Interest rates have fallen sharply since then too, so the supply response should now be in full swing.

House prices in Sydney began to increase again in September according to Residex, up by +1.9 per cent in the month to a median of $1,069,000.

However, Sydney house prices are now only +2 per cent higher than one year ago, despite being +24 per cent higher over the last two years (and +61 per cent higher than in July 2012).

Despite the apparent slowdown, auction clearance rates have surged higher again in recent weeks, which tends to be a precursor to rising dwelling prices. 

Tides changing?

Dr. Andrew Wilson of Domain Group noted in a presentation recently that affordability constraints both for prospective buyers and renters of houses in Sydney are biting, to the extent that the median unit rental price ($525/week) is now almost as high as that of the median house ($530/week).

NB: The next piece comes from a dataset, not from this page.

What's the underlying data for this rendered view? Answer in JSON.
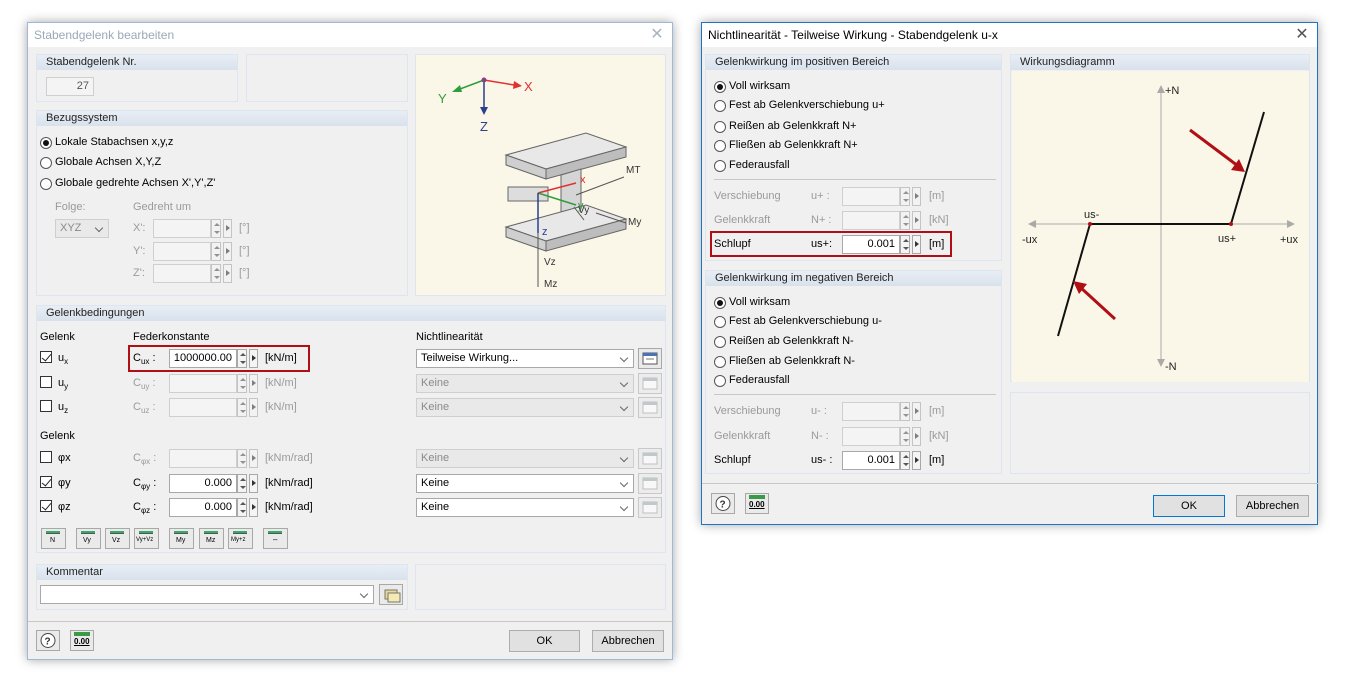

Furthermore, there has been a recent uptick in house vacancy rates in Sydney to a year-high of 2 per cent, while unit vacancies tightened as tenants apparently look towards the slightly more affordable options.

Dr. Wilson's view is that this makes a "nonsense" of the perceived apartment oversupply in Sydney, and ultimately this will bring more investors into the Sydney market rather than fewer.

I've linked a copy of the 40-minute presentation below if you're interested in watching it.

Whether or not this proves to be the case over time, the figures on more than one index do now show annual price growth for Sydney units as being higher than price growth for houses in the harbour city.

It's worth acknowledging that house prices have been rising faster than this in some the inner suburbs of Sydney, while median prices may on occasions understate price growth as affordability pressures bite (as properties in the lower price quartiles may transact more frequently). 

Around the traps

Brisbane house price growth has steadier, increasing by +7 per cent over the last two years.

The worst performing market was Darwin, with the median house price declining by -9 per cent over the year to September 2016.